Answer- The gastroenterology service evaluates various digestive conditions, including indigestion, heartburn, irritable bowel syndrome, celiac disease, abnormal liver function tests, viral hepatitis, and all chronic liver conditions.
Q2. Can the liver repair itself?
Answer- The liver is the only organ that can regenerate itself after damage. Even after 90% of the liver has been removed, it can regrow to standard size. However, the liver is not invincible.
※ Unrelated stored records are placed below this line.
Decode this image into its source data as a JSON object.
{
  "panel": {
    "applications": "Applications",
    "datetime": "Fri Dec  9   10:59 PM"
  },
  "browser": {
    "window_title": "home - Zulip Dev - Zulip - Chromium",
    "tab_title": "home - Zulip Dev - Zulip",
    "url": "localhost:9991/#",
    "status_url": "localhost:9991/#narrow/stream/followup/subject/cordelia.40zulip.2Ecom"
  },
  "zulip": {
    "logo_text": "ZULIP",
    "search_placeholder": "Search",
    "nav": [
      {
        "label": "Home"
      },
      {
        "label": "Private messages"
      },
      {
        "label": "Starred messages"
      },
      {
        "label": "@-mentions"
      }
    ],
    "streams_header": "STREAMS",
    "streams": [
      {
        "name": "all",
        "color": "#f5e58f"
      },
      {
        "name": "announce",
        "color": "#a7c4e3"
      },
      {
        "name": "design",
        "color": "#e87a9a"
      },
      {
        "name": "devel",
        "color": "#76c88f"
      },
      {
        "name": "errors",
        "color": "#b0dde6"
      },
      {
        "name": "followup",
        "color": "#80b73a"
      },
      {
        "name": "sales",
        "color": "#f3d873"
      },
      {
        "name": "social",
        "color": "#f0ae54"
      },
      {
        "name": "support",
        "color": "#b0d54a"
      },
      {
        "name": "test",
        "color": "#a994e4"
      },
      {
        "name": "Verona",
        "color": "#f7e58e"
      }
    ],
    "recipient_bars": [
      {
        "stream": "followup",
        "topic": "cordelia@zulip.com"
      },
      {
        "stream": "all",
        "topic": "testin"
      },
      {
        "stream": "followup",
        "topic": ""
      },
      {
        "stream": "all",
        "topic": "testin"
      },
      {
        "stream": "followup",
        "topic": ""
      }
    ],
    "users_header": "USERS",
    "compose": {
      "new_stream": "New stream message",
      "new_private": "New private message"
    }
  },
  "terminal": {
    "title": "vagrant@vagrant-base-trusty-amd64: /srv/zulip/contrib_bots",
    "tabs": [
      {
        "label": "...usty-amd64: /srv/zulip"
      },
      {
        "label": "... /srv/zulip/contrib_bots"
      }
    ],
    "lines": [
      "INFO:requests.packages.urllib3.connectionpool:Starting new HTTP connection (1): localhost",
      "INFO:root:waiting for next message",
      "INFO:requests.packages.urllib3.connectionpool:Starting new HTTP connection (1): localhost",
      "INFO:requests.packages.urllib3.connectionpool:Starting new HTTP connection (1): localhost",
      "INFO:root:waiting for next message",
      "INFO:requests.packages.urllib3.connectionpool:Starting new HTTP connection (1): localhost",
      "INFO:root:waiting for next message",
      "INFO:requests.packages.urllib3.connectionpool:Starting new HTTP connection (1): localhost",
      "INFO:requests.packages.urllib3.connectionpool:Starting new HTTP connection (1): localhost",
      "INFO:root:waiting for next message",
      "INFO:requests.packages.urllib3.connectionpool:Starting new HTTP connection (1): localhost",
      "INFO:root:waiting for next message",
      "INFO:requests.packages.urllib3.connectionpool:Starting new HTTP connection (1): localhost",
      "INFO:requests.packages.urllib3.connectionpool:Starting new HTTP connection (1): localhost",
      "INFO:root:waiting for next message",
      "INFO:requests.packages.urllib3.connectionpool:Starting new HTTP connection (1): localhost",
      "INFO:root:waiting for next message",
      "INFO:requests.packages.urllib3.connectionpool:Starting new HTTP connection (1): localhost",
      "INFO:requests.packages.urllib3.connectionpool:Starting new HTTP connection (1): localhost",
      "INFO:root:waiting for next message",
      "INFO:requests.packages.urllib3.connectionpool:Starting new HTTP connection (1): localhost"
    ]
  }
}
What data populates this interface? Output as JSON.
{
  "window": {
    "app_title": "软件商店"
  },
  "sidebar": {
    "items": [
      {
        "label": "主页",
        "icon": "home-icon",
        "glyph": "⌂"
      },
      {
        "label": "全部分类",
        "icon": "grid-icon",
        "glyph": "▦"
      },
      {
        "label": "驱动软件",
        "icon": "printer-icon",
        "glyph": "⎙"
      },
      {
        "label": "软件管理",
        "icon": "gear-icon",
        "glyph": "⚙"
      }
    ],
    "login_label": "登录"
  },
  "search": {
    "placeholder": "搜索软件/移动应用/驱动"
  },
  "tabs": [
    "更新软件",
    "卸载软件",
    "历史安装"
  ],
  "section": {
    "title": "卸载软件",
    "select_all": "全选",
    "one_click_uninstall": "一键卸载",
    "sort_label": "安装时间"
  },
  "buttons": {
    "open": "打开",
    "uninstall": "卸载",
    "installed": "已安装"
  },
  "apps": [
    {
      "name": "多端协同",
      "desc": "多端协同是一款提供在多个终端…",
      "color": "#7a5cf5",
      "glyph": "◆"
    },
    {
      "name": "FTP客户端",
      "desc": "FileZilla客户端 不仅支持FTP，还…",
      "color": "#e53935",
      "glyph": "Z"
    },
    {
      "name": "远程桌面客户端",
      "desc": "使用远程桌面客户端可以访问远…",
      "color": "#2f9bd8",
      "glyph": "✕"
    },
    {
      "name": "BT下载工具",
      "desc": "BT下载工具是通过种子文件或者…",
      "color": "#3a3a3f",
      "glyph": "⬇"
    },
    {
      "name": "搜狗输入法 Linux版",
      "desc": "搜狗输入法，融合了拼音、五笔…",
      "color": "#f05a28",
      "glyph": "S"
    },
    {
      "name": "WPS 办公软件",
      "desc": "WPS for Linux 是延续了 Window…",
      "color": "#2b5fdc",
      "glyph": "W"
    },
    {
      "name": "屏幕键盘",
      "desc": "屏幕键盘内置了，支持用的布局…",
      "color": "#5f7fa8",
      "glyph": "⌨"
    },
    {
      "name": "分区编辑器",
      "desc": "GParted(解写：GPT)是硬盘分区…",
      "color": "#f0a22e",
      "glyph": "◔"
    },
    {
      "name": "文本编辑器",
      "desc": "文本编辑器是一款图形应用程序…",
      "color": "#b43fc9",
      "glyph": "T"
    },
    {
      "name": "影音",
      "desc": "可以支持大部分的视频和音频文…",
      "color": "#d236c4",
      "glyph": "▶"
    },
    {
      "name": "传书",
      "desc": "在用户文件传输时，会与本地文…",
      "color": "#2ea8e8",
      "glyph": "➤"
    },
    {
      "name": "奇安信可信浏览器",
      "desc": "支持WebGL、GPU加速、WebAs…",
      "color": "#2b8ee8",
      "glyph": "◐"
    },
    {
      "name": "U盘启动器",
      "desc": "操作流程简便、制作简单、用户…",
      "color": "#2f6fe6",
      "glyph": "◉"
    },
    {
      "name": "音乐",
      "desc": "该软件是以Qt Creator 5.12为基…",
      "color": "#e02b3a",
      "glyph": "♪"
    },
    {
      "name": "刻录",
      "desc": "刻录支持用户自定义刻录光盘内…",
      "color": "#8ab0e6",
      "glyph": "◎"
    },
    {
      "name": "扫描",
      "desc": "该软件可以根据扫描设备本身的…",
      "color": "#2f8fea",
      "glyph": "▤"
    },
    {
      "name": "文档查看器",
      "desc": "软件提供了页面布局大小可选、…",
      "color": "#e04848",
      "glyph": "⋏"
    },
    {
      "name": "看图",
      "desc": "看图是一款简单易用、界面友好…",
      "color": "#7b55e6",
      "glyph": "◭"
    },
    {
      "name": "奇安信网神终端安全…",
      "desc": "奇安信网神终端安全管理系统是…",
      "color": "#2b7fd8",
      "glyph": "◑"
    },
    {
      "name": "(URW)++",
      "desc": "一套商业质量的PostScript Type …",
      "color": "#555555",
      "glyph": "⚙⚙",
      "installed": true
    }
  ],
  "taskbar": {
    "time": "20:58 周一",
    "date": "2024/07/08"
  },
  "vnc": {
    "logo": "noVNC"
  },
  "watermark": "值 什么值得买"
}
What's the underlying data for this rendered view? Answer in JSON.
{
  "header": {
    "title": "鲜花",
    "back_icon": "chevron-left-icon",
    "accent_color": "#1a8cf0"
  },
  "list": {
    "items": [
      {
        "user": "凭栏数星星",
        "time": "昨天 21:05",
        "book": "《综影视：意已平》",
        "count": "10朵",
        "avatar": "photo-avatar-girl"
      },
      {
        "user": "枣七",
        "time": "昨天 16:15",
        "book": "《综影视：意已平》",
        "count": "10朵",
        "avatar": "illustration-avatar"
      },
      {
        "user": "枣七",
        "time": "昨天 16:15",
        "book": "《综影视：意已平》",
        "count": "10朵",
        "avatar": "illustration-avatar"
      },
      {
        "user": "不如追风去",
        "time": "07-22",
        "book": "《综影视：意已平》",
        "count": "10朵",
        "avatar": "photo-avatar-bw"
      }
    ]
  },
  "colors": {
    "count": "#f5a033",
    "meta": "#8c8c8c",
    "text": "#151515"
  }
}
Many diseases and exposures can damage it beyond repair.
Q3. What vitamins are good for liver repair?
Answer- Vitamins essential for liver health include vitamins D, E, C, and B. Individuals must consume these vitamins regularly as part of a healthy diet plan.